Frequently Asked Questions
There are several things you need to know before putting your home up for sale and one question typically asked from sellers is what steps should be taken before listing their home. Not properly preparing a home for sale can put a homeowner at a huge disadvantage.
The expression “You never get a second chance to make a first impression” is true when it comes to selling a home. When selling a home be sure to present it in the best possible light. Minimize clutter, freshly painting rooms, installing new carpeting, or ensuring odors are non-existent are just a handful of things that can be done before listing your home for sale.
It’s important to disclose anything you are aware of in your home. Nobody likes “getting the raw end of a deal” when it comes to buying a home or anything for that matter. If you’re aware of defects with a roof, appliance, or home in general, you’re better off being honest and upfront. If you’re aware of defects, whenever possible, fixing them before going on the market is best. This can avoid potential issues and/or lawsuits once your home is under contract, after inspections, and even years after you have sold your home. In California a home buyer has up to three years to bring a lawsuit against a seller for withholding pertinent facts, so the best policy is to disclose what you know to the best of your knowledge.
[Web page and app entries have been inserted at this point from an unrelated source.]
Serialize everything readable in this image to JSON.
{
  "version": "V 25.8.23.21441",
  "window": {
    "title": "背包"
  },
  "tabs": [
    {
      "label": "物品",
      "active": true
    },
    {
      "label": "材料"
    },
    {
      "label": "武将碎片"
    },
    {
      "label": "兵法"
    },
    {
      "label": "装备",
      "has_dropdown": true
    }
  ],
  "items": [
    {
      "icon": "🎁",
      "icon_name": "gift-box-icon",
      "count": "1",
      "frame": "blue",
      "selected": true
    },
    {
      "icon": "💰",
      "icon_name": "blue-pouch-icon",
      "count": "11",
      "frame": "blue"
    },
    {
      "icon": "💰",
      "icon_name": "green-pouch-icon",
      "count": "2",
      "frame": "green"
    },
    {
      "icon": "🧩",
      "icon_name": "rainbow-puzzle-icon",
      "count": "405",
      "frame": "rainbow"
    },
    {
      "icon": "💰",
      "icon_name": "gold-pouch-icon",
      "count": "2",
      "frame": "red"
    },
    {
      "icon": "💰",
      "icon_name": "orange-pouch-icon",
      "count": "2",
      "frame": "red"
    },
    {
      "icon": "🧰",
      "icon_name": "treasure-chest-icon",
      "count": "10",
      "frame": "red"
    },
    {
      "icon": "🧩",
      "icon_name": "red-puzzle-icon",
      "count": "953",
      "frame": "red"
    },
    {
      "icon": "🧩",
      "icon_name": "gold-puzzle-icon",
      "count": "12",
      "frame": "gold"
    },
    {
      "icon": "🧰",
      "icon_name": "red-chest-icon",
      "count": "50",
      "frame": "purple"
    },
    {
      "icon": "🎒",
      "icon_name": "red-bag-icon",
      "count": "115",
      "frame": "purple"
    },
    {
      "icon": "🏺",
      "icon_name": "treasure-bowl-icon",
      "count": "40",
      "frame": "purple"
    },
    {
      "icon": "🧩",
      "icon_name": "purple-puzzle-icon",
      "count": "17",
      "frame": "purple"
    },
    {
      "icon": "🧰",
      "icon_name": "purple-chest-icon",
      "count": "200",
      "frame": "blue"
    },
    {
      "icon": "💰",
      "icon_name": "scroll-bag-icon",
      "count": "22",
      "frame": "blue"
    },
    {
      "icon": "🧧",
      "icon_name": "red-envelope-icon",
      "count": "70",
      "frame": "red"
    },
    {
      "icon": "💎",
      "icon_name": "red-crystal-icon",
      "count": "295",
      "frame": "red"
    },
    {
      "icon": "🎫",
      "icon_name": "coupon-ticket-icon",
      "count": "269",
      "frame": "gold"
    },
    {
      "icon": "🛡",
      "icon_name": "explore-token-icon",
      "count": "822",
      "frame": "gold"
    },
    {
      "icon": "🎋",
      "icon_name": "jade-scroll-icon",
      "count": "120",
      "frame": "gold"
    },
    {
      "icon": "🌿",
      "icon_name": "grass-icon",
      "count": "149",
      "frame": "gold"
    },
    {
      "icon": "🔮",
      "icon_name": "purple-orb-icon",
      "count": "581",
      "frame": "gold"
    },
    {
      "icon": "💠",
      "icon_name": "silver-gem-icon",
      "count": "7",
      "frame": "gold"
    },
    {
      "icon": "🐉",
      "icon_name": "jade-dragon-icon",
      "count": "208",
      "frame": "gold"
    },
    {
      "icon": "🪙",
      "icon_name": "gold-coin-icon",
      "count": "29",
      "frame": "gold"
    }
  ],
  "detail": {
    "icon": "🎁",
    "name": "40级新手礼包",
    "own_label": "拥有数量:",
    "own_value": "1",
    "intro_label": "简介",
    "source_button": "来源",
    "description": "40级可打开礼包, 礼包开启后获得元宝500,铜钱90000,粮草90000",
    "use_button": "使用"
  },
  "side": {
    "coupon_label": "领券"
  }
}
Most homeowners want to know how much their home is worth. This frequently asked question is another one that cannot be answered with a generalized answer. One of the best perks to owning a home is the ability to make it your own and improve it to your liking. Finding out how much your home is worth is not something that should be done without asking a local Realtor for a market analysis.
This often leads to a common pricing mistake some sellers believe. Assuming that pricing your home $5,000 higher than what a Realtor suggests leaving room for negotiations and low-ball offers. A well-priced home will sell quickly and will sell for close to the listing price. There is no need to leave room for negotiations, as today’s home buyers are very well educated. A seller who prices their home high to leave room for negotiations can be costing themselves more money than if they price it to reflect the suggested market value.
In addition to ensuring there are no safety hazards at a home, the bank appraiser is also making sure that the home value is at least what a buyer and seller agree too. This isn’t always possible though. If an appraiser determines the value of the subject property is lower than the agreed purchase amount, there are a couple different scenarios.
This is the most common result when an appraisal comes in too low. The seller must agree to sell the home for what the appraiser determines as the acceptable value.
The buyer must bridge the difference between the purchase price and the appraised value. This scenario is uncommon as many buyer’s find it hard to pay more for a home than their bank appraisal indicates it’s worth